between the ripple and the swell there was more surreal.  there were more lists and emails and errands.

tonight there was dinner with aunt and uncle.  family.  we want to hear your memories they said.  so we shared.  we laughed.  we paused in silence now and again.  thoughts.  momentary realizations.  there was the drive home.  the collecting of mail. the discussions of plans for the coming week.  up in my room I opened the mail.  a dear family friend who lost his wife had written.  about mom.  about his wife. and about tears. hm. I haven't had as many as I thought.  then there was a poem.  maybe it was his tender care in writing us.  his words carefully chosen and from a place of deep understanding.  maybe it was the words of the poem about tears.  but the stormy wave crashed down.  there they came.  sobs.  sobs of sorrow.  crashing down my cheeks.  I miss my mama.  I've lost her to heaven and she's not coming back.

I didn't see the storm coming. this expedition is blind.  remember.  there were no sailing lessons this time out.

I went and sat with my dad.  He feels the waves.  We sail blind, but we are not alone.


Judith said...

Sincere condolences, Heidi. The loss of one's mother never changes its character. But loves reigns over us, and the pain eases. I am praying for your comforting. Judy in HMB

DrsMyhre said...

Heidi this may come twice as I am standing in the OR hall waiting for a 28 wk preem by CS. But I love the analogy and images if this post. Perfect description. And points to Jesus walking out to your boat in the a waves.

E.B. said...
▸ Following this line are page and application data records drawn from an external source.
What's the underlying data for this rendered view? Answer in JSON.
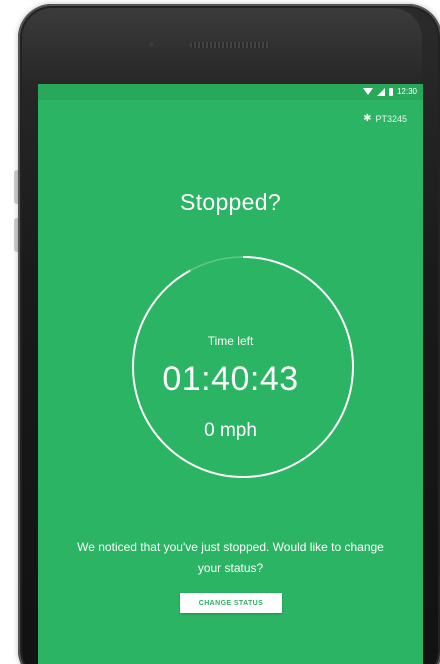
{
  "status_bar": {
    "time": "12:30"
  },
  "device": {
    "id": "PT3245",
    "icon": "bluetooth-icon"
  },
  "main": {
    "title": "Stopped?",
    "timer_label": "Time left",
    "timer_value": "01:40:43",
    "speed": "0 mph",
    "timer_progress_fraction": 0.92
  },
  "prompt": {
    "message": "We noticed that you've just stopped. Would like to change your status?",
    "button_label": "CHANGE STATUS"
  },
  "colors": {
    "accent": "#2ab463",
    "status_bar": "#27a85b",
    "text": "#ffffff"
  }
}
What little grief I've experienced in my life has always felt both completely strange and hauntingly familiar all at once, and navigating it amidst everything else is truly surreal. I HAVE been sailing, like in a boat, and can tell you that this analogy is spot on; it's exhilarating and terrifying and beautiful and even when you can see perfectly you feel blinded by how little control you have.